.. white voters, whom Trump won almost across the board: not just among the working class, as expected, but also among college-educated voters, except for college-educated white women, whom Clinton won by a small margin. Among white men overall, Trump dominated, winning 72 percent of non-college-educated ones and 54 percent of those with a college education.

.. For many women voters, culture and class mattered more than gender.

.. David Wasserman of the Cook Political Report, by an innovative method he devised: look at how people voted in the 493 counties that have Cracker Barrel Old Country Stores, and in the 184 counties with Whole Foods stores. In 2012 Obama carried 75 percent of the counties that had a Whole Foods and 29 percent of the counties with a Cracker Barrel. But that spread was exceeded this year—in the other direction—with Trump winning 76 percent of counties with Cracker Barrel stores and just 22 percent of counties with Whole Foods.

.. Clinton came across to them as an creature from another, urban, world—a wealthy woman who liked big government and didn’t understand them.

.. He uses a critical word in describing how Trump wins the support of so many of his people: relatable. “People who are drawn to Trump are drawn to him because he’s a little outrageous, he’s a little relatable, and fundamentally he is angry and spiteful and critical of the things that people feel anger and spite toward,”

.. Trump did a good job instilling fear of an America overtaken by immigrants and it didn’t take much imagination to understand his dark prophecies of where, when blacks were also counted, this country was headed. Trump’s presidency won’t be a good time to be poor, especially a black person who is poor. And in Trumpland, with a president who ran a racist campaign, divisions between the races are set to deepen, as already shown in incidents of harassment and violence against minorities since the election.

.. His ideas for education play to those who don’t care for integrated schools

.. I always tell my clients, If you lose, lose big. Then you won’t chew over for the rest of your life what you should have done differently.” The close election is all the harder to shake off

.. Steve Bannon, of Breitbart News, pushes the “alt-right” theme of white supremacy and is believed to have been the guiding spirit behind Trump’s chillingly anti-Semetic final campaign ad, which charged that Clinton associated with three people who happen to be prominent Jews: George Soros (“those who control the levers of power in Washington”); Fed chairman Janet Yellen (“global special interests”); and Lloyd Blankfein (“put money into the pockets of large corporations”). It’s hard to see how it could have been more blatant. These weren’t “dog whistles,” they were dogs barking loudly.

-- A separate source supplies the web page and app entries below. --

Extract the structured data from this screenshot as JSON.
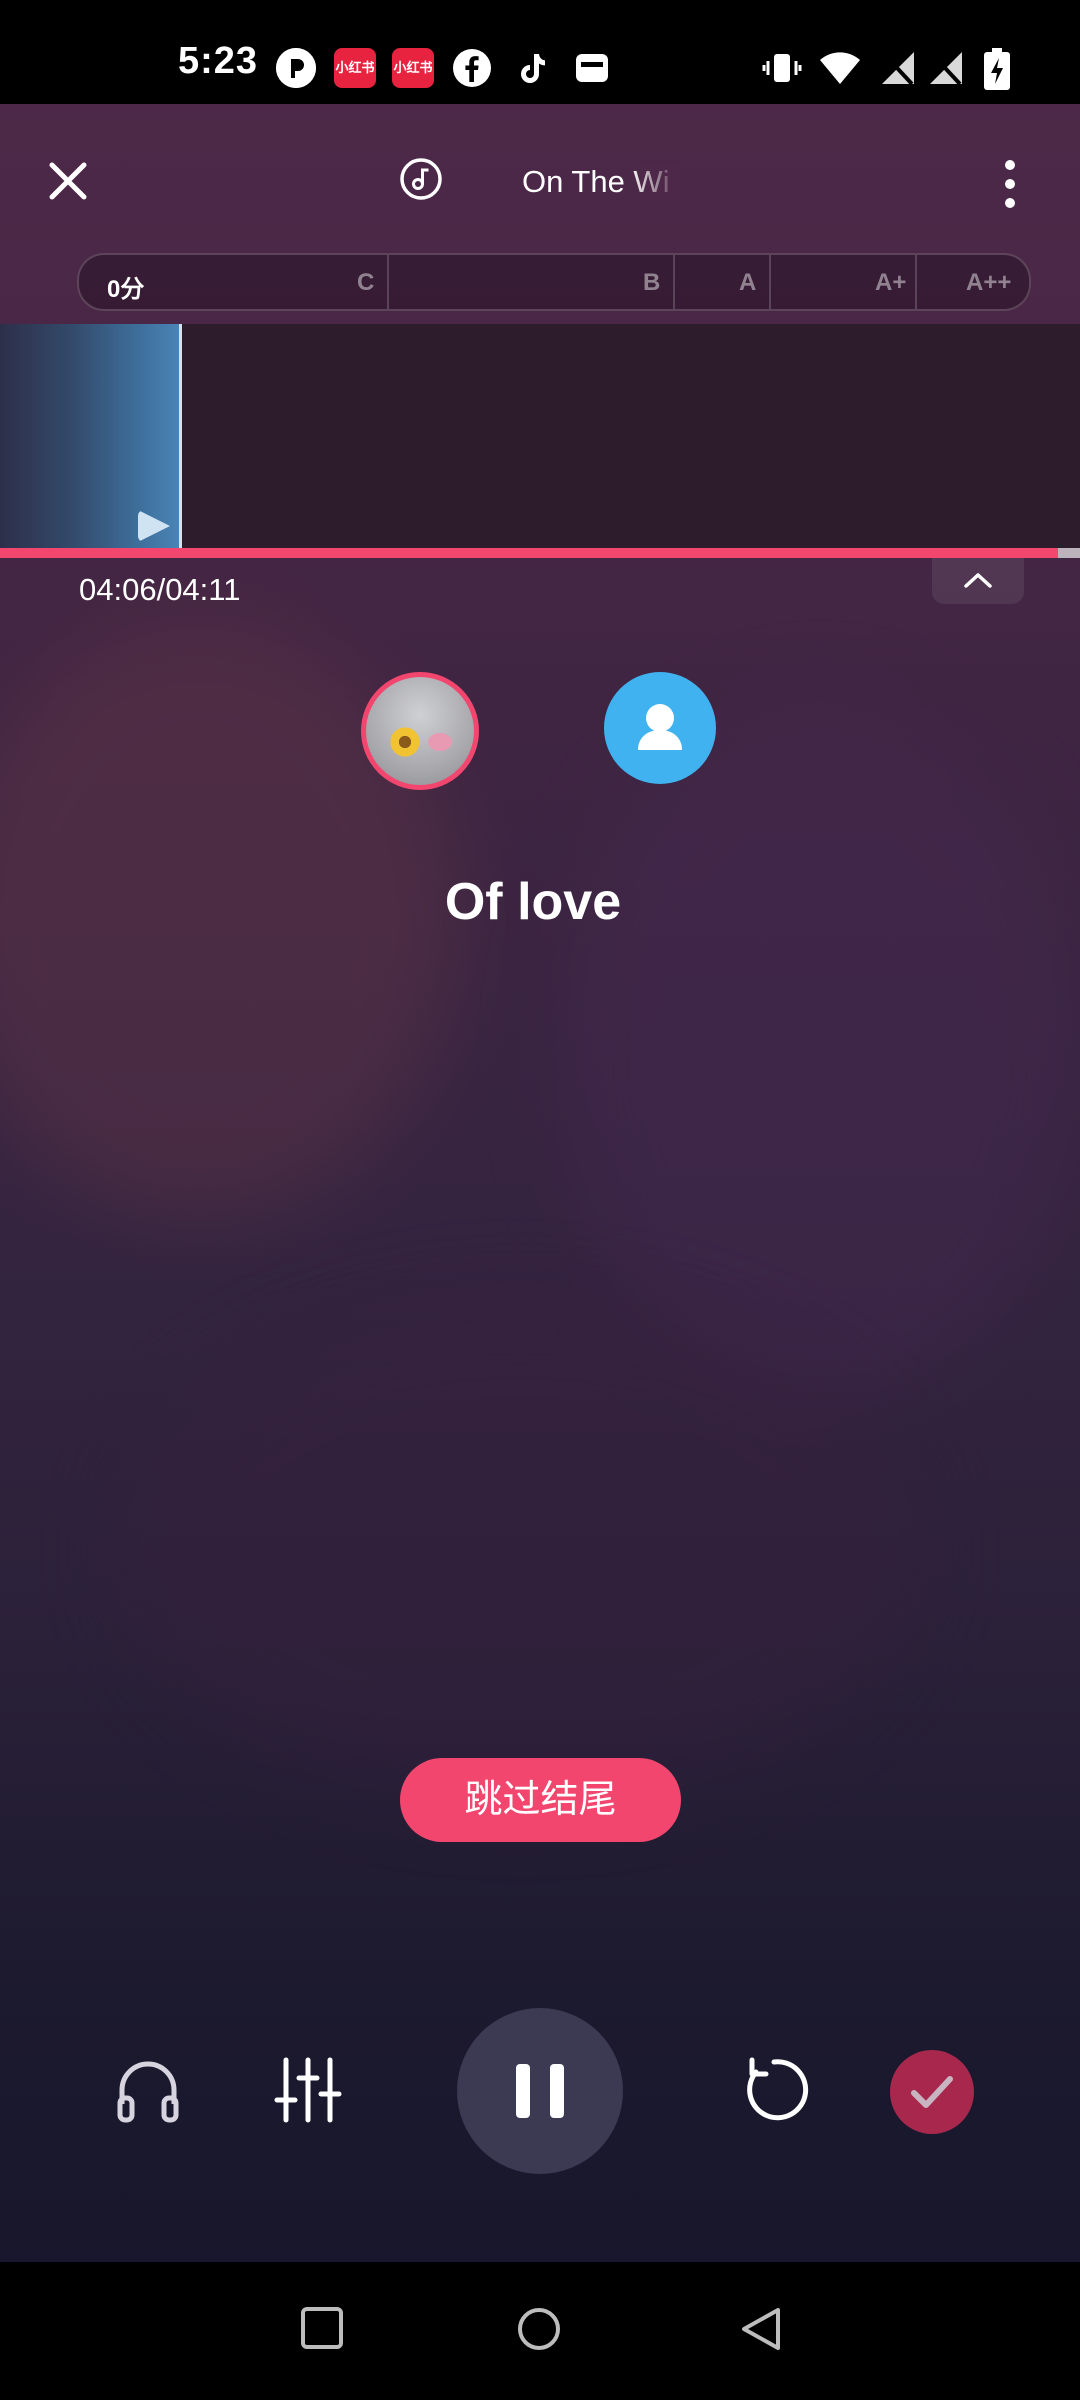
{
  "status_bar": {
    "time": "5:23",
    "app_badge_label": "小红书",
    "icons": [
      "pocket-icon",
      "xiaohongshu-icon",
      "xiaohongshu-icon",
      "facebook-icon",
      "tiktok-icon",
      "wallet-icon",
      "vibrate-icon",
      "wifi-icon",
      "no-signal-icon",
      "no-signal-icon",
      "battery-charging-icon"
    ]
  },
  "header": {
    "song_title": "On The Wi",
    "close_icon": "close-icon",
    "disc_icon": "music-disc-icon",
    "more_icon": "more-vertical-icon"
  },
  "score_bar": {
    "current_score": "0分",
    "grades": [
      "C",
      "B",
      "A",
      "A+",
      "A++"
    ]
  },
  "playback": {
    "time": "04:06/04:11",
    "progress": 0.98
  },
  "lyric": "Of love",
  "skip_button": "跳过结尾",
  "controls": {
    "icons": [
      "headphones-icon",
      "mixer-icon",
      "pause-icon",
      "restart-icon",
      "check-icon"
    ]
  },
  "colors": {
    "accent": "#f2466f",
    "avatar_blue": "#3fb2ef",
    "confirm": "#a8284d"
  }
}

.. Trump has led his followers to expect a lot. He promised to end Obamacare “on day one,” which will be difficult because it was passed by Congress and therefore isn’t his to eliminate.

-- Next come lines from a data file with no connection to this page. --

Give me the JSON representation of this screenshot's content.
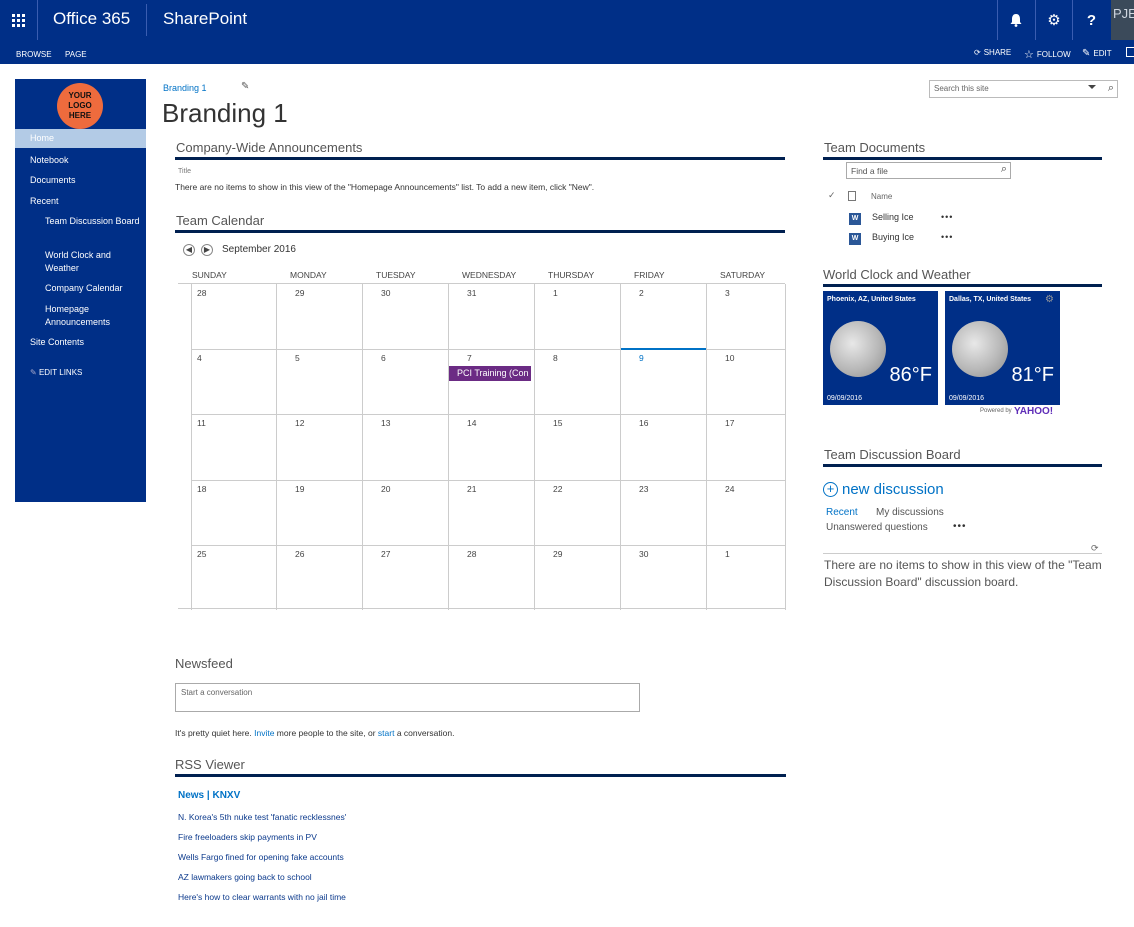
{
  "suitebar": {
    "brand": "Office 365",
    "app": "SharePoint",
    "bell_icon": "bell-icon",
    "gear_glyph": "⚙",
    "help_glyph": "?",
    "avatar_text": "PJEI"
  },
  "ribbon": {
    "browse": "BROWSE",
    "page": "PAGE",
    "share": "SHARE",
    "follow": "FOLLOW",
    "edit": "EDIT"
  },
  "nav": {
    "logo_line1": "YOUR",
    "logo_line2": "LOGO",
    "logo_line3": "HERE",
    "home": "Home",
    "notebook": "Notebook",
    "documents": "Documents",
    "recent": "Recent",
    "team_discussion": "Team Discussion Board",
    "world_clock": "World Clock and Weather",
    "company_calendar": "Company Calendar",
    "homepage_announcements": "Homepage Announcements",
    "site_contents": "Site Contents",
    "edit_links": "EDIT LINKS"
  },
  "header": {
    "breadcrumb": "Branding 1",
    "title": "Branding 1",
    "search_placeholder": "Search this site"
  },
  "announcements": {
    "title": "Company-Wide Announcements",
    "column": "Title",
    "message": "There are no items to show in this view of the \"Homepage Announcements\" list. To add a new item, click \"New\"."
  },
  "calendar": {
    "title": "Team Calendar",
    "month": "September 2016",
    "days_of_week": [
      "SUNDAY",
      "MONDAY",
      "TUESDAY",
      "WEDNESDAY",
      "THURSDAY",
      "FRIDAY",
      "SATURDAY"
    ],
    "weeks": [
      [
        "28",
        "29",
        "30",
        "31",
        "1",
        "2",
        "3"
      ],
      [
        "4",
        "5",
        "6",
        "7",
        "8",
        "9",
        "10"
      ],
      [
        "11",
        "12",
        "13",
        "14",
        "15",
        "16",
        "17"
      ],
      [
        "18",
        "19",
        "20",
        "21",
        "22",
        "23",
        "24"
      ],
      [
        "25",
        "26",
        "27",
        "28",
        "29",
        "30",
        "1"
      ]
    ],
    "today": "9",
    "event_label": "PCI Training (Con",
    "event_color": "#6b2b84"
  },
  "newsfeed": {
    "title": "Newsfeed",
    "placeholder": "Start a conversation",
    "quiet_pre": "It's pretty quiet here. ",
    "invite": "Invite",
    "quiet_mid": " more people to the site, or ",
    "start": "start",
    "quiet_post": " a conversation."
  },
  "rss": {
    "title": "RSS Viewer",
    "feed": "News | KNXV",
    "items": [
      "N. Korea's 5th nuke test 'fanatic recklessnes'",
      "Fire freeloaders skip payments in PV",
      "Wells Fargo fined for opening fake accounts",
      "AZ lawmakers going back to school",
      "Here's how to clear warrants with no jail time"
    ]
  },
  "documents": {
    "title": "Team Documents",
    "find_placeholder": "Find a file",
    "name_header": "Name",
    "files": [
      "Selling Ice",
      "Buying Ice"
    ]
  },
  "weather": {
    "title": "World Clock and Weather",
    "tiles": [
      {
        "city": "Phoenix, AZ, United States",
        "temp": "86°F",
        "date": "09/09/2016"
      },
      {
        "city": "Dallas, TX, United States",
        "temp": "81°F",
        "date": "09/09/2016"
      }
    ],
    "powered": "Powered by",
    "yahoo": "YAHOO!"
  },
  "discussion": {
    "title": "Team Discussion Board",
    "new": "new discussion",
    "recent": "Recent",
    "my": "My discussions",
    "unanswered": "Unanswered questions",
    "empty": "There are no items to show in this view of the \"Team Discussion Board\" discussion board."
  },
  "colors": {
    "brand_blue": "#002f87",
    "link_blue": "#0072c6",
    "logo_orange": "#ee6b3d"
  }
}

  • Iran deal
  • renegotiate trade agreements to get better terms for America
  • bring back jobs to the US

.. In probably our most divisive and ugliest election ever, he prevailed in part because he intuited much about the voters’ psyche and he’s an experienced entertainer.

.. He knew how to appeal to the angry and discontented, who saw in him someone who would “shake up Washington” and deliver on his campaign slogan to “Make America great again.”

.. what happens if Trump fails to deliver to his followers? Who, and what, will they turn to next?

Schools That Work

At Match, for example, only about 55 percent of students go on to graduate from a four-year college.

.. such schools as “high expectations, high support” schools. They devote more of their resources to classroom teaching and less to almost everything else. They keep students in class for more hours. They set high standards for students and try to instill confidence in them.

.. A frequent criticism of charters is that they skim off the best students, but that’s not the case in Boston. Many groups that struggle academically — boys, African-Americans, Latinos, special-education students like Alanna — are among the biggest beneficiaries. On average, notes Parag Pathak, also of M.I.T., Boston’s charters eliminate between one-third and one-half of the white-black test-score gap in a single year.

.. At Match, for example, only about 55 percent of students go on to graduate from a four-year college.